California donors have provided strong backing to several candidates in the crowded field of Republican presidential hopefuls, although none have come close to the cash pile amassed here by Democratic front-runner Hillary Rodham Clinton.
Florida Sen. Marco Rubio, former Texas Gov. Rick Perry and former Hewlett-Packard Chief Executive Carly Fiorina raised significant chunks of their fundraising totals from donors dotting Orange County, the Central Valley and other traditionally Republican areas, according to fundraising reports the campaigns released this week.
Hillary Rodham Clinton's first town hall in New Hampshire Wednesday was quirky, parochial, contentious and revealing, reports the Times' Mike Memoli.
"Opening herself to the unpredictability of a New Hampshire town hall audience Thursday, Hillary Rodham Clinton signaled the limits of her willingness to bend to liberal Democrats' wishes by refusing to commit to a ban on fracking."
"'That may not be a satisfactory answer to you, but I have to take the responsible [approach],' she said. 'We still have to run the economy. We still have to turn on the lights.'”
The Times' Seema Mehta on Wednesday caught up with former Florida governor Jeb Bush in San Francisco, where he briefly paused his tech sector outright to send a message to an even more critical potential constituency: Latinos. Bush criticized Donald Trump for his comments on immigrants and put some distance between him and the man polls show at the top of the GOP field.
“I think candidates ought to lay out proposals to solve problems rather than basically prey on legitimate fears and concerns,” Bush told reporters.
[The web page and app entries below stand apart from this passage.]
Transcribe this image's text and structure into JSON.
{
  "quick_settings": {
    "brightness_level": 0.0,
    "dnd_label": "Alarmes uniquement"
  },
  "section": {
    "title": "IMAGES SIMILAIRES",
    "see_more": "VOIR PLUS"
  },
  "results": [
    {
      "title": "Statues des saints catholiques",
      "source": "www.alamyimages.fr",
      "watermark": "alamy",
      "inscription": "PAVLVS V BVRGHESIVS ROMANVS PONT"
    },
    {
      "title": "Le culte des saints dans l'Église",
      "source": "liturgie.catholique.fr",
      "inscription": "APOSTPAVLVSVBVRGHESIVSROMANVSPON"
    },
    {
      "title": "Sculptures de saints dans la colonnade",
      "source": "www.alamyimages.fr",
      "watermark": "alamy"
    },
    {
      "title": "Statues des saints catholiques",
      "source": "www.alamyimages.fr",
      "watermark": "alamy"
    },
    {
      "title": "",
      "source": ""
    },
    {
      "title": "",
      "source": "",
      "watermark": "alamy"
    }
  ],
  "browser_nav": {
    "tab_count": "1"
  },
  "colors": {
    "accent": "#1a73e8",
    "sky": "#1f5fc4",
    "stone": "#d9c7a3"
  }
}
When Wisconsin Gov. Scott Walker on Friday wraps up his campaign launch tour in Iowa Friday, he's not just returning closer to home -- he's closer to his comfort zone. The Times' Noah Bierman reports that Walker's challenge this week was to demonstrate his appeal outside his Midwestern base, in South Carolina, Nevada and New Hampshire.
There were hits and misses, Bierman reports, noting some of Walker's stump speech just didn't translate.The governor's favorite anecdote about coupon cutting in Kohl's department store drew a few chuckles, Bierman writes.
"But the details, including references to the 'Kohl's cash' coupons found in his wife's purse, did not spark the same knowing nods that they did during his announcement speech in Wisconsin, where the chain is based and is a more entrenched symbol of middle-class culture."